Pro Tip: If you’d like to make a day of it, bring some hiking shoes. You can hike around the rim of the crater or even use the ladder to climb down to the lake. We wouldn’t recommend trying to walk or climb down during the dead of winter, though.
Oskjuhlid is about as close to a forest as you’re going to get in Reykjavik. It also happens to be within walking distance of the downtown city core.
If you’ve spent any time in Reykjavik, you know about Perlan, the massive dome on top of the hill. This is where you’ll find Oskjuhlid. The area surrounding the dome is perfect for aurora viewing.
Pro Tip: If you visit Perlan during their operating hours, check out the observation deck. You’ll even get some fantastic views of the city.
Heidmork Nature Reserve
If you have a car rental, you’re going to want to check out the Heidmork Nature Reserve. Located on the outskirts of Reykjavik, the reserve features a vast trail system and interesting lava formations. With over 3,200 hectares, there are plenty of dark areas for aurora seekers.
Pro Tip: If you plan on hiking on the trails in the reserve, be sure to bring enough layers to stay warm.
Thingvellir National Park
Thingvellir provides visitors with lava rock and moss landscape backdrops. This scenery makes for a beautiful composition for your aurora borealis photography.
Pro Tip: Consider driving an hour from the park and staying at the Aurora Bubble Hotel. These clear domes make for perfect aurora viewing with protection from the elements

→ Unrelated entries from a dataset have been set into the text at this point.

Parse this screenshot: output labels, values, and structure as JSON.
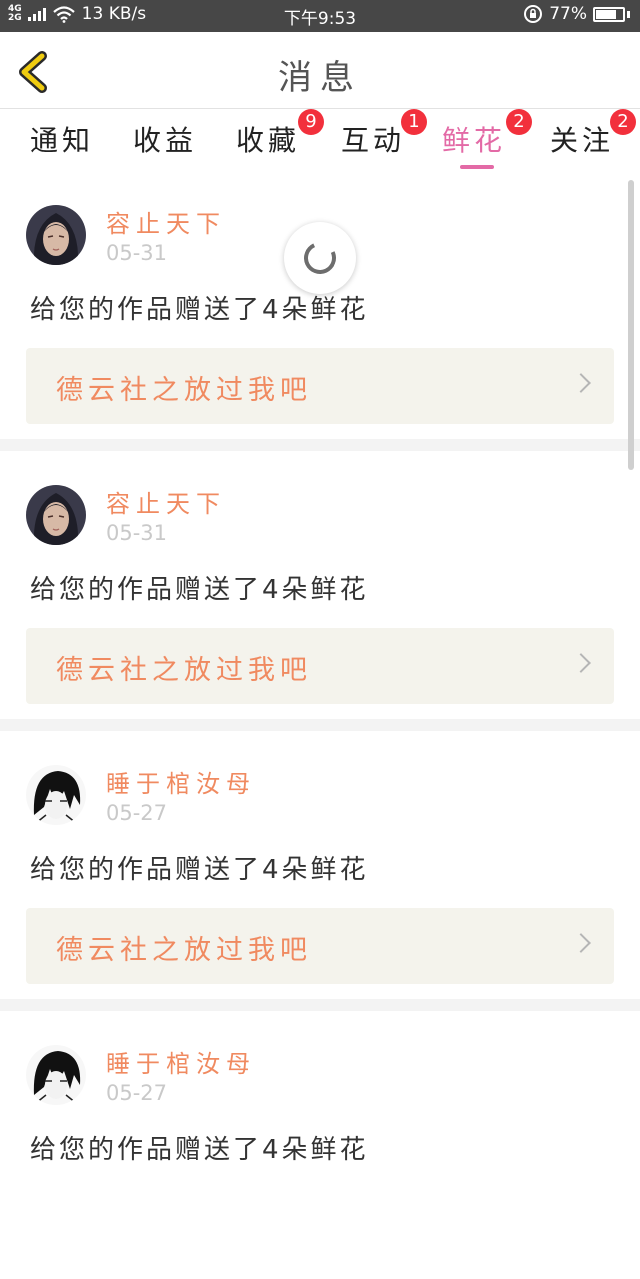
{
  "status_bar": {
    "network_top": "4G",
    "network_bottom": "2G",
    "speed": "13 KB/s",
    "time": "下午9:53",
    "battery": "77%",
    "battery_level": 0.77
  },
  "header": {
    "title": "消息",
    "back_icon": "chevron-left-icon",
    "back_color": "#e8c000"
  },
  "tabs": [
    {
      "label": "通知",
      "badge": ""
    },
    {
      "label": "收益",
      "badge": ""
    },
    {
      "label": "收藏",
      "badge": "9"
    },
    {
      "label": "互动",
      "badge": "1"
    },
    {
      "label": "鲜花",
      "badge": "2",
      "active": true
    },
    {
      "label": "关注",
      "badge": "2"
    }
  ],
  "accent_color": "#e36aa6",
  "feed": [
    {
      "user": "容止天下",
      "date": "05-31",
      "message": "给您的作品赠送了4朵鲜花",
      "work": "德云社之放过我吧",
      "avatar": "avatar-warrior"
    },
    {
      "user": "容止天下",
      "date": "05-31",
      "message": "给您的作品赠送了4朵鲜花",
      "work": "德云社之放过我吧",
      "avatar": "avatar-warrior"
    },
    {
      "user": "睡于棺汝母",
      "date": "05-27",
      "message": "给您的作品赠送了4朵鲜花",
      "work": "德云社之放过我吧",
      "avatar": "avatar-sketch"
    },
    {
      "user": "睡于棺汝母",
      "date": "05-27",
      "message": "给您的作品赠送了4朵鲜花",
      "work": "",
      "avatar": "avatar-sketch"
    }
  ]
}
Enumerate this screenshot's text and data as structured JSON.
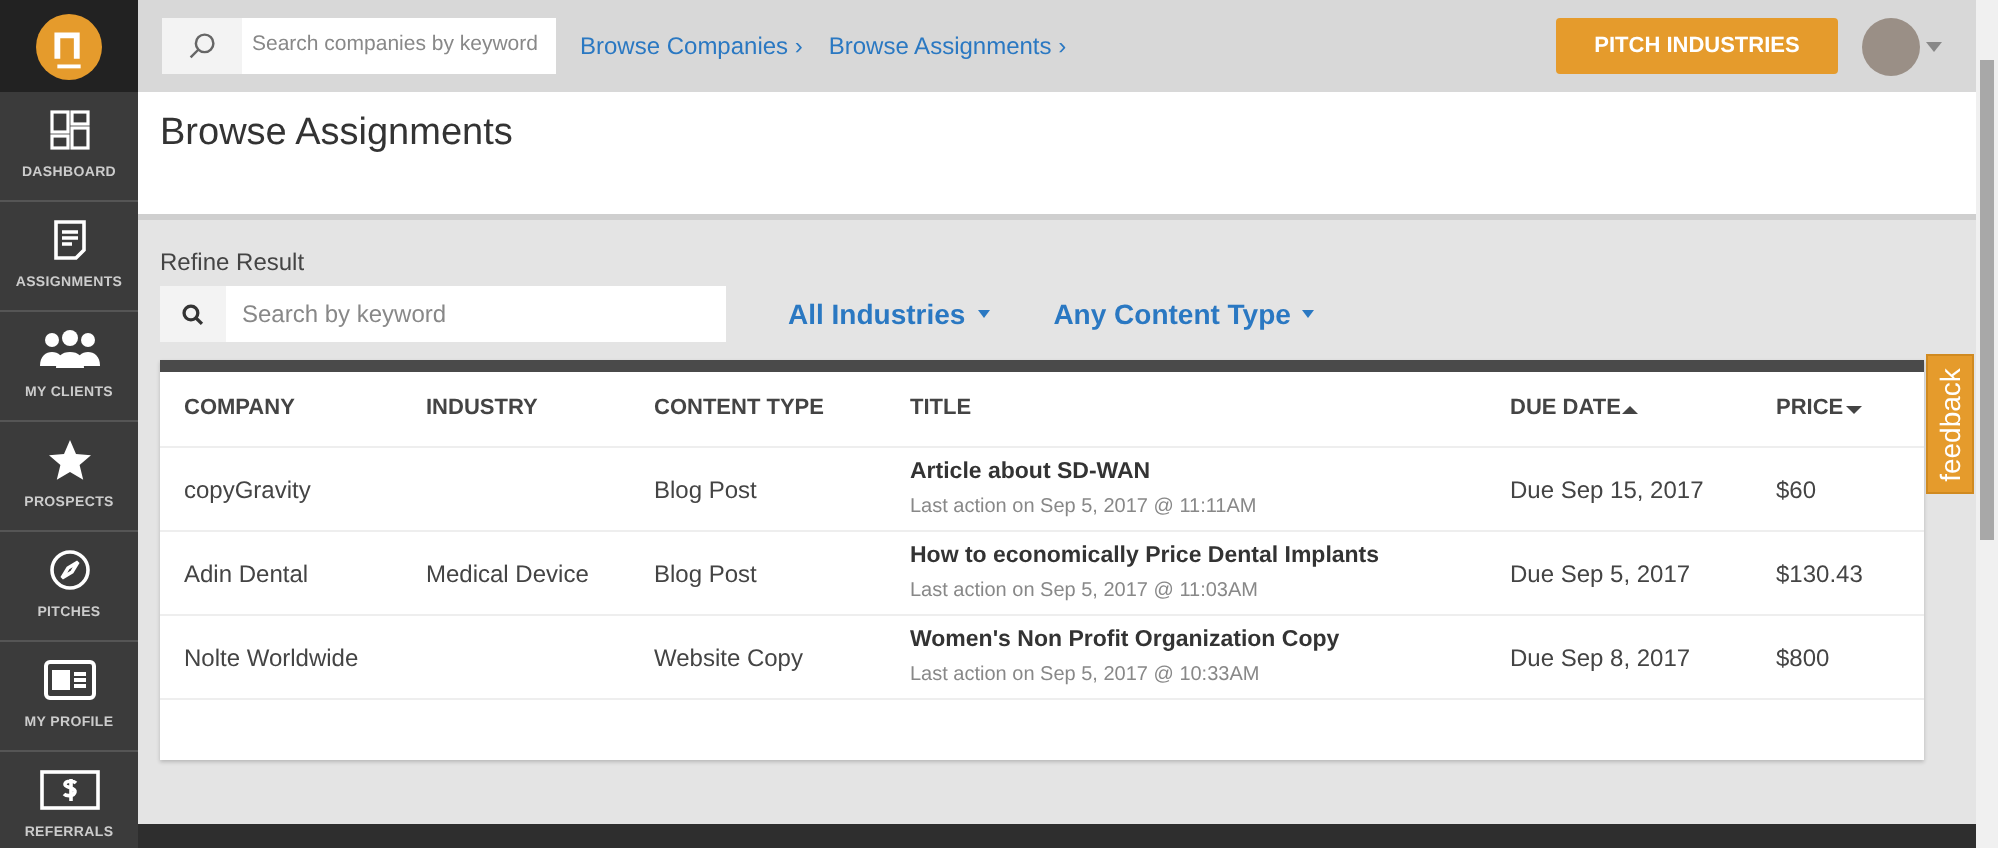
{
  "sidebar": {
    "items": [
      {
        "label": "DASHBOARD"
      },
      {
        "label": "ASSIGNMENTS"
      },
      {
        "label": "MY CLIENTS"
      },
      {
        "label": "PROSPECTS"
      },
      {
        "label": "PITCHES"
      },
      {
        "label": "MY PROFILE"
      },
      {
        "label": "REFERRALS"
      }
    ]
  },
  "topbar": {
    "search": {
      "placeholder": "Search companies by keyword"
    },
    "breadcrumbs": [
      "Browse Companies ›",
      "Browse Assignments ›"
    ],
    "action_button": "PITCH INDUSTRIES"
  },
  "page": {
    "title": "Browse Assignments"
  },
  "filters": {
    "label": "Refine Result",
    "search": {
      "placeholder": "Search by keyword"
    },
    "dropdowns": [
      "All Industries",
      "Any Content Type"
    ]
  },
  "table": {
    "columns": [
      {
        "label": "COMPANY"
      },
      {
        "label": "INDUSTRY"
      },
      {
        "label": "CONTENT TYPE"
      },
      {
        "label": "TITLE"
      },
      {
        "label": "DUE DATE",
        "kind": "ascending"
      },
      {
        "label": "PRICE",
        "kind": "descending"
      }
    ],
    "rows": [
      {
        "company": "copyGravity",
        "industry": "",
        "content_type": "Blog Post",
        "title": "Article about SD-WAN",
        "last_action": "Last action on Sep 5, 2017 @ 11:11AM",
        "due_date": "Due Sep 15, 2017",
        "price": "$60"
      },
      {
        "company": "Adin Dental",
        "industry": "Medical Device",
        "content_type": "Blog Post",
        "title": "How to economically Price Dental Implants",
        "last_action": "Last action on Sep 5, 2017 @ 11:03AM",
        "due_date": "Due Sep 5, 2017",
        "price": "$130.43"
      },
      {
        "company": "Nolte Worldwide",
        "industry": "",
        "content_type": "Website Copy",
        "title": "Women's Non Profit Organization Copy",
        "last_action": "Last action on Sep 5, 2017 @ 10:33AM",
        "due_date": "Due Sep 8, 2017",
        "price": "$800"
      }
    ]
  },
  "feedback_tab": "feedback"
}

If you want a different aurora viewing experience, consider visiting the Seljavallalaug pool. This is not something you want to miss during your visit to Iceland.
This is a geothermal pool tucked away in a secluded valley setting amidst the mountains. Try to come before nightfall so you can see the landscape before the northern lights show.
The pool is a little chillier during the winter months.
Pro Tip: Bring your hiking shoes and a headlamp as the pool is a 20-minute walk from the parking lot. Though it’s not strenuous, you probably won’t want to trek it in the wrong type of shoes in the dark.
The Secret Lagoon
This lagoon is a natural hot spring found in a tiny village in the Golden Circle area. This is the oldest swimming pool in Iceland, so it’s a must-see for history buffs.
Unlike the Seljavallalaug pool, the Secret Lagoon is a warm 38-40°C all year long. These warmer temperatures make it the perfect place to relax while you watch the Northern Lights show.
Pro Tip: The lagoon features several geothermal spots near the pool. Little Geysir, for example, erupts every five minutes or so.
If this waterfall isn’t already on your Iceland bucket list, it needs to be. The Skógafoss Falls are among the most famous waterfalls in Iceland. Because of their popularity, it’s best to visit them later in the day.
If you’re going to the waterfalls only to watch the Northern Lights, you’ll be there in the evening anyway. If your schedule allows, though, we recommend visiting the falls before sundown. There are a lot of beautiful sights to see and breathe in before the lights do their dance.
Pro Tip: The rocks surrounding the waterfalls get very slippery, so be careful.
A Bucket List Item for Everyone
There are a lot of things for you to do when you travel to the island. You would be amiss not to include aurora viewing at some point during your trip.
If you want to ensure you have the best odds of seeing the Northern Lights in Iceland, contact us. We specialize in various Northern Light tours that can get you as close to the action as possible. Don’t miss this once-in-a-lifetime opportunity to see this breathtaking natural phenomenon.